Assigned task: Type the entries out again exactly as they read, but leave every picture behind.

(Records from a data source)
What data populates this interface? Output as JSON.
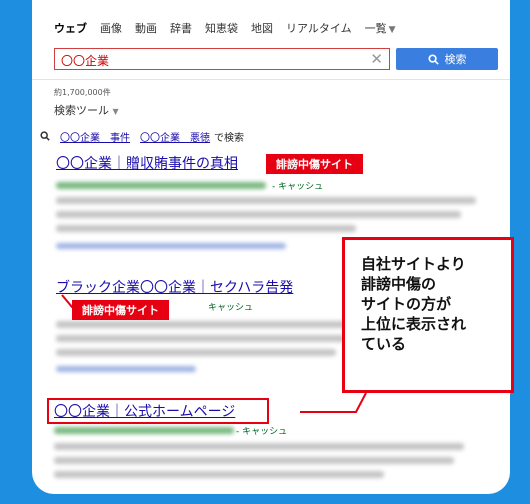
{
  "tabs": [
    {
      "label": "ウェブ",
      "active": true
    },
    {
      "label": "画像",
      "active": false
    },
    {
      "label": "動画",
      "active": false
    },
    {
      "label": "辞書",
      "active": false
    },
    {
      "label": "知恵袋",
      "active": false
    },
    {
      "label": "地図",
      "active": false
    },
    {
      "label": "リアルタイム",
      "active": false
    },
    {
      "label": "一覧",
      "active": false
    }
  ],
  "search": {
    "value": "〇〇企業",
    "button_label": "検索"
  },
  "result_count": "約1,700,000件",
  "search_tools": "検索ツール",
  "related": {
    "link1": "〇〇企業　事件",
    "link2": "〇〇企業　悪徳",
    "suffix": "で検索"
  },
  "results": [
    {
      "title": "〇〇企業｜贈収賄事件の真相",
      "cache": "- キャッシュ"
    },
    {
      "title": "ブラック企業〇〇企業｜セクハラ告発",
      "cache": "キャッシュ"
    },
    {
      "title": "〇〇企業｜公式ホームページ",
      "cache": "- キャッシュ"
    }
  ],
  "annotations": {
    "tag1": "誹謗中傷サイト",
    "tag2": "誹謗中傷サイト",
    "callout_lines": [
      "自社サイトより",
      "誹謗中傷の",
      "サイトの方が",
      "上位に表示され",
      "ている"
    ]
  },
  "colors": {
    "background": "#1e8fe0",
    "accent_red": "#e60012",
    "link": "#1a0dab",
    "search_button": "#3a7ee0"
  }
}
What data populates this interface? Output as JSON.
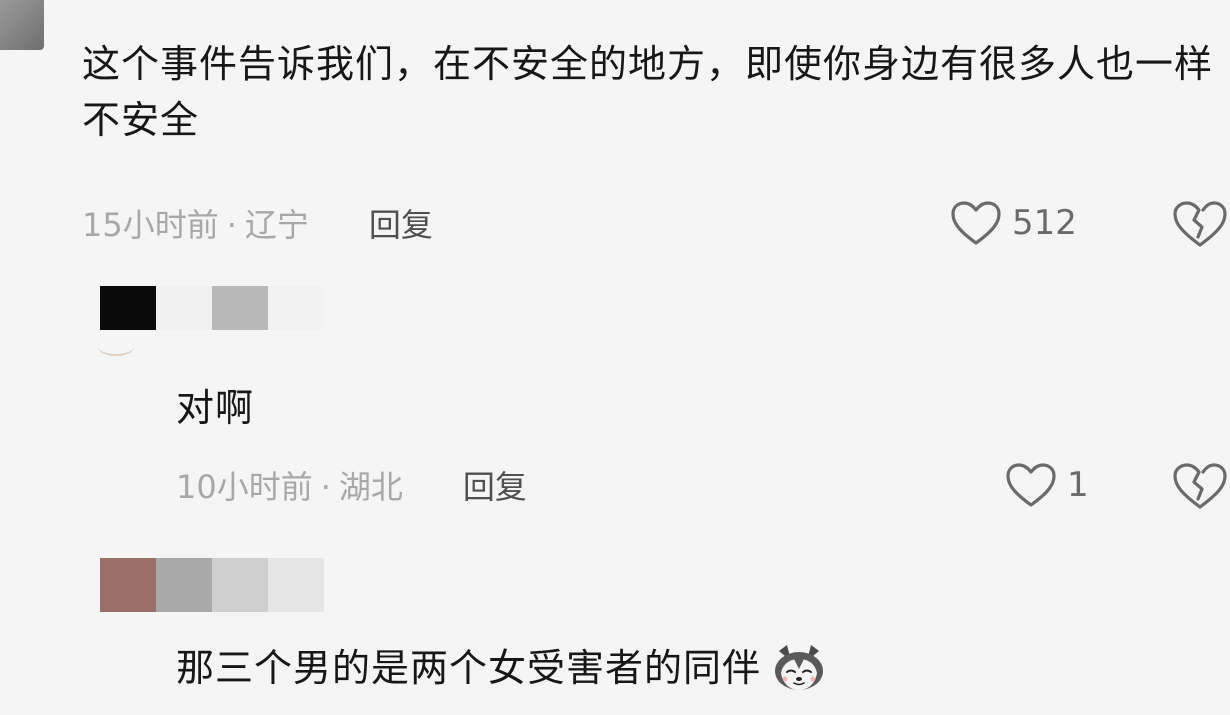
{
  "comments": [
    {
      "text": "这个事件告诉我们，在不安全的地方，即使你身边有很多人也一样不安全",
      "time": "15小时前",
      "separator": "·",
      "location": "辽宁",
      "reply_label": "回复",
      "likes": "512"
    },
    {
      "text": "对啊",
      "time": "10小时前",
      "separator": "·",
      "location": "湖北",
      "reply_label": "回复",
      "likes": "1"
    },
    {
      "text": "那三个男的是两个女受害者的同伴",
      "emoji": "husky-dog-emoji"
    }
  ],
  "icons": {
    "like": "heart-outline-icon",
    "dislike": "broken-heart-icon"
  },
  "colors": {
    "background": "#f5f5f5",
    "text": "#171717",
    "meta": "#a8a8a8",
    "reply": "#4f4f4f",
    "icon": "#6a6a6a",
    "mosaic_1": [
      "#0a0a0a",
      "#f0f0f0",
      "#b9b9b9",
      "#f2f2f2"
    ],
    "mosaic_2": [
      "#9a6f69",
      "#a9a9a9",
      "#cfcfcf",
      "#e6e6e6"
    ]
  }
}
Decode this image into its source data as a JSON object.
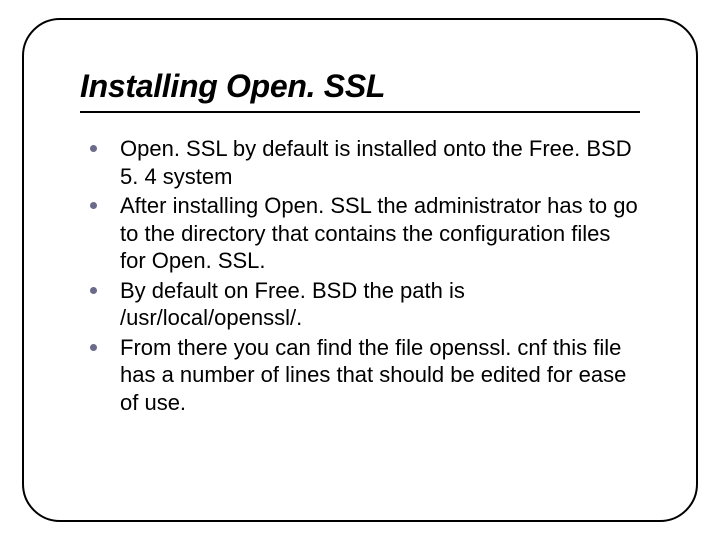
{
  "title": "Installing Open. SSL",
  "bullets": [
    "Open. SSL by default is installed onto the Free. BSD 5. 4 system",
    "After installing Open. SSL the administrator has to go to the directory that contains the configuration files for Open. SSL.",
    "By default on Free. BSD the path is /usr/local/openssl/.",
    "From there you can find the file openssl. cnf this file has a number of lines that should be edited for ease of use."
  ]
}
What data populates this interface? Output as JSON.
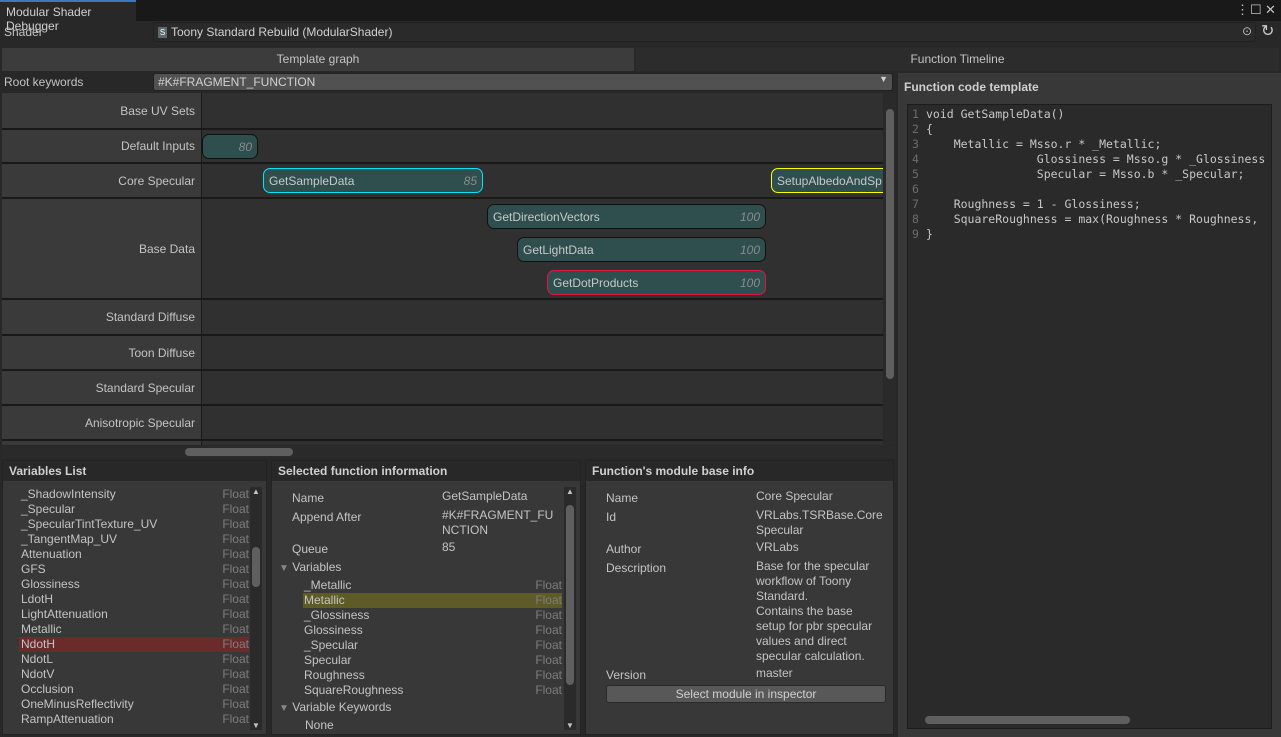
{
  "window": {
    "tab_title": "Modular Shader Debugger"
  },
  "shader": {
    "label": "Shader",
    "value": "Toony Standard Rebuild (ModularShader)"
  },
  "tabs": [
    {
      "label": "Template graph",
      "selected": true
    },
    {
      "label": "Function Timeline",
      "selected": false
    }
  ],
  "root_keywords": {
    "label": "Root keywords",
    "value": "#K#FRAGMENT_FUNCTION"
  },
  "graph": {
    "rows": [
      "Base UV Sets",
      "Default Inputs",
      "Core Specular",
      "Base Data",
      "Standard Diffuse",
      "Toon Diffuse",
      "Standard Specular",
      "Anisotropic Specular"
    ],
    "nodes": [
      {
        "name": "",
        "queue": "80",
        "row": "Default Inputs"
      },
      {
        "name": "GetSampleData",
        "queue": "85",
        "row": "Core Specular",
        "border": "#00e5ff"
      },
      {
        "name": "SetupAlbedoAndSp",
        "queue": "",
        "row": "Core Specular",
        "border": "#ffff00"
      },
      {
        "name": "GetDirectionVectors",
        "queue": "100",
        "row": "Base Data"
      },
      {
        "name": "GetLightData",
        "queue": "100",
        "row": "Base Data"
      },
      {
        "name": "GetDotProducts",
        "queue": "100",
        "row": "Base Data",
        "border": "#e0163c"
      }
    ]
  },
  "code_panel": {
    "title": "Function code template",
    "lines": [
      "void GetSampleData()",
      "{",
      "    Metallic = Msso.r * _Metallic;",
      "                Glossiness = Msso.g * _Glossiness",
      "                Specular = Msso.b * _Specular;",
      "",
      "    Roughness = 1 - Glossiness;",
      "    SquareRoughness = max(Roughness * Roughness,",
      "}"
    ]
  },
  "variables_list": {
    "title": "Variables List",
    "items": [
      {
        "name": "_ShadowIntensity",
        "type": "Float"
      },
      {
        "name": "_Specular",
        "type": "Float"
      },
      {
        "name": "_SpecularTintTexture_UV",
        "type": "Float"
      },
      {
        "name": "_TangentMap_UV",
        "type": "Float"
      },
      {
        "name": "Attenuation",
        "type": "Float"
      },
      {
        "name": "GFS",
        "type": "Float"
      },
      {
        "name": "Glossiness",
        "type": "Float"
      },
      {
        "name": "LdotH",
        "type": "Float"
      },
      {
        "name": "LightAttenuation",
        "type": "Float"
      },
      {
        "name": "Metallic",
        "type": "Float"
      },
      {
        "name": "NdotH",
        "type": "Float",
        "highlighted": true
      },
      {
        "name": "NdotL",
        "type": "Float"
      },
      {
        "name": "NdotV",
        "type": "Float"
      },
      {
        "name": "Occlusion",
        "type": "Float"
      },
      {
        "name": "OneMinusReflectivity",
        "type": "Float"
      },
      {
        "name": "RampAttenuation",
        "type": "Float"
      }
    ]
  },
  "selected_function": {
    "title": "Selected function information",
    "name_label": "Name",
    "name": "GetSampleData",
    "append_label": "Append After",
    "append_1": "#K#FRAGMENT_FU",
    "append_2": "NCTION",
    "queue_label": "Queue",
    "queue": "85",
    "variables_label": "Variables",
    "variables": [
      {
        "name": "_Metallic",
        "type": "Float"
      },
      {
        "name": "Metallic",
        "type": "Float",
        "highlighted": true
      },
      {
        "name": "_Glossiness",
        "type": "Float"
      },
      {
        "name": "Glossiness",
        "type": "Float"
      },
      {
        "name": "_Specular",
        "type": "Float"
      },
      {
        "name": "Specular",
        "type": "Float"
      },
      {
        "name": "Roughness",
        "type": "Float"
      },
      {
        "name": "SquareRoughness",
        "type": "Float"
      }
    ],
    "keywords_label": "Variable Keywords",
    "keywords": "None"
  },
  "module_info": {
    "title": "Function's module base info",
    "name_label": "Name",
    "name": "Core Specular",
    "id_label": "Id",
    "id_1": "VRLabs.TSRBase.Core",
    "id_2": "Specular",
    "author_label": "Author",
    "author": "VRLabs",
    "description_label": "Description",
    "description": [
      "Base for the specular",
      "workflow of Toony",
      "Standard.",
      "Contains the base",
      "setup for pbr specular",
      "values and direct",
      "specular calculation."
    ],
    "version_label": "Version",
    "version": "master",
    "select_button": "Select module in inspector"
  },
  "colors": {
    "accent": "#3a79bb",
    "node_fill": "#2f4f4f",
    "var_highlight": "#6a2b2b",
    "selected_var_highlight": "#5f5b26"
  }
}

Reply to the exercise:
What data populates this interface? Output as JSON.
{
  "tabs": [
    {
      "label": "ウェブ",
      "active": true
    },
    {
      "label": "画像",
      "active": false
    },
    {
      "label": "動画",
      "active": false
    },
    {
      "label": "辞書",
      "active": false
    },
    {
      "label": "知恵袋",
      "active": false
    },
    {
      "label": "地図",
      "active": false
    },
    {
      "label": "リアルタイム",
      "active": false
    },
    {
      "label": "一覧",
      "active": false
    }
  ],
  "search": {
    "value": "〇〇企業",
    "button_label": "検索"
  },
  "result_count": "約1,700,000件",
  "search_tools": "検索ツール",
  "related": {
    "link1": "〇〇企業　事件",
    "link2": "〇〇企業　悪徳",
    "suffix": "で検索"
  },
  "results": [
    {
      "title": "〇〇企業｜贈収賄事件の真相",
      "cache": "- キャッシュ"
    },
    {
      "title": "ブラック企業〇〇企業｜セクハラ告発",
      "cache": "キャッシュ"
    },
    {
      "title": "〇〇企業｜公式ホームページ",
      "cache": "- キャッシュ"
    }
  ],
  "annotations": {
    "tag1": "誹謗中傷サイト",
    "tag2": "誹謗中傷サイト",
    "callout_lines": [
      "自社サイトより",
      "誹謗中傷の",
      "サイトの方が",
      "上位に表示され",
      "ている"
    ]
  },
  "colors": {
    "background": "#1e8fe0",
    "accent_red": "#e60012",
    "link": "#1a0dab",
    "search_button": "#3a7ee0"
  }
}
What data populates this interface? Output as JSON.
{
  "comments": [
    {
      "text": "这个事件告诉我们，在不安全的地方，即使你身边有很多人也一样不安全",
      "time": "15小时前",
      "separator": "·",
      "location": "辽宁",
      "reply_label": "回复",
      "likes": "512"
    },
    {
      "text": "对啊",
      "time": "10小时前",
      "separator": "·",
      "location": "湖北",
      "reply_label": "回复",
      "likes": "1"
    },
    {
      "text": "那三个男的是两个女受害者的同伴",
      "emoji": "husky-dog-emoji"
    }
  ],
  "icons": {
    "like": "heart-outline-icon",
    "dislike": "broken-heart-icon"
  },
  "colors": {
    "background": "#f5f5f5",
    "text": "#171717",
    "meta": "#a8a8a8",
    "reply": "#4f4f4f",
    "icon": "#6a6a6a",
    "mosaic_1": [
      "#0a0a0a",
      "#f0f0f0",
      "#b9b9b9",
      "#f2f2f2"
    ],
    "mosaic_2": [
      "#9a6f69",
      "#a9a9a9",
      "#cfcfcf",
      "#e6e6e6"
    ]
  }
}
Decode this image into its source data as a JSON object.
{
  "title": "Installing Open. SSL",
  "bullets": [
    "Open. SSL by default is installed onto the Free. BSD 5. 4 system",
    "After installing Open. SSL the administrator has to go to the directory that contains the configuration files for Open. SSL.",
    "By default on Free. BSD the path is /usr/local/openssl/.",
    "From there you can find the file openssl. cnf this file has a number of lines that should be edited for ease of use."
  ]
}
What data populates this interface? Output as JSON.
{
  "window": {
    "tab_title": "Modular Shader Debugger"
  },
  "shader": {
    "label": "Shader",
    "value": "Toony Standard Rebuild (ModularShader)"
  },
  "tabs": [
    {
      "label": "Template graph",
      "selected": true
    },
    {
      "label": "Function Timeline",
      "selected": false
    }
  ],
  "root_keywords": {
    "label": "Root keywords",
    "value": "#K#FRAGMENT_FUNCTION"
  },
  "graph": {
    "rows": [
      "Base UV Sets",
      "Default Inputs",
      "Core Specular",
      "Base Data",
      "Standard Diffuse",
      "Toon Diffuse",
      "Standard Specular",
      "Anisotropic Specular"
    ],
    "nodes": [
      {
        "name": "",
        "queue": "80",
        "row": "Default Inputs"
      },
      {
        "name": "GetSampleData",
        "queue": "85",
        "row": "Core Specular",
        "border": "#00e5ff"
      },
      {
        "name": "SetupAlbedoAndSp",
        "queue": "",
        "row": "Core Specular",
        "border": "#ffff00"
      },
      {
        "name": "GetDirectionVectors",
        "queue": "100",
        "row": "Base Data"
      },
      {
        "name": "GetLightData",
        "queue": "100",
        "row": "Base Data"
      },
      {
        "name": "GetDotProducts",
        "queue": "100",
        "row": "Base Data",
        "border": "#e0163c"
      }
    ]
  },
  "code_panel": {
    "title": "Function code template",
    "lines": [
      "void GetSampleData()",
      "{",
      "    Metallic = Msso.r * _Metallic;",
      "                Glossiness = Msso.g * _Glossiness",
      "                Specular = Msso.b * _Specular;",
      "",
      "    Roughness = 1 - Glossiness;",
      "    SquareRoughness = max(Roughness * Roughness,",
      "}"
    ]
  },
  "variables_list": {
    "title": "Variables List",
    "items": [
      {
        "name": "_ShadowIntensity",
        "type": "Float"
      },
      {
        "name": "_Specular",
        "type": "Float"
      },
      {
        "name": "_SpecularTintTexture_UV",
        "type": "Float"
      },
      {
        "name": "_TangentMap_UV",
        "type": "Float"
      },
      {
        "name": "Attenuation",
        "type": "Float"
      },
      {
        "name": "GFS",
        "type": "Float"
      },
      {
        "name": "Glossiness",
        "type": "Float"
      },
      {
        "name": "LdotH",
        "type": "Float"
      },
      {
        "name": "LightAttenuation",
        "type": "Float"
      },
      {
        "name": "Metallic",
        "type": "Float"
      },
      {
        "name": "NdotH",
        "type": "Float",
        "highlighted": true
      },
      {
        "name": "NdotL",
        "type": "Float"
      },
      {
        "name": "NdotV",
        "type": "Float"
      },
      {
        "name": "Occlusion",
        "type": "Float"
      },
      {
        "name": "OneMinusReflectivity",
        "type": "Float"
      },
      {
        "name": "RampAttenuation",
        "type": "Float"
      }
    ]
  },
  "selected_function": {
    "title": "Selected function information",
    "name_label": "Name",
    "name": "GetSampleData",
    "append_label": "Append After",
    "append_1": "#K#FRAGMENT_FU",
    "append_2": "NCTION",
    "queue_label": "Queue",
    "queue": "85",
    "variables_label": "Variables",
    "variables": [
      {
        "name": "_Metallic",
        "type": "Float"
      },
      {
        "name": "Metallic",
        "type": "Float",
        "highlighted": true
      },
      {
        "name": "_Glossiness",
        "type": "Float"
      },
      {
        "name": "Glossiness",
        "type": "Float"
      },
      {
        "name": "_Specular",
        "type": "Float"
      },
      {
        "name": "Specular",
        "type": "Float"
      },
      {
        "name": "Roughness",
        "type": "Float"
      },
      {
        "name": "SquareRoughness",
        "type": "Float"
      }
    ],
    "keywords_label": "Variable Keywords",
    "keywords": "None"
  },
  "module_info": {
    "title": "Function's module base info",
    "name_label": "Name",
    "name": "Core Specular",
    "id_label": "Id",
    "id_1": "VRLabs.TSRBase.Core",
    "id_2": "Specular",
    "author_label": "Author",
    "author": "VRLabs",
    "description_label": "Description",
    "description": [
      "Base for the specular",
      "workflow of Toony",
      "Standard.",
      "Contains the base",
      "setup for pbr specular",
      "values and direct",
      "specular calculation."
    ],
    "version_label": "Version",
    "version": "master",
    "select_button": "Select module in inspector"
  },
  "colors": {
    "accent": "#3a79bb",
    "node_fill": "#2f4f4f",
    "var_highlight": "#6a2b2b",
    "selected_var_highlight": "#5f5b26"
  }
}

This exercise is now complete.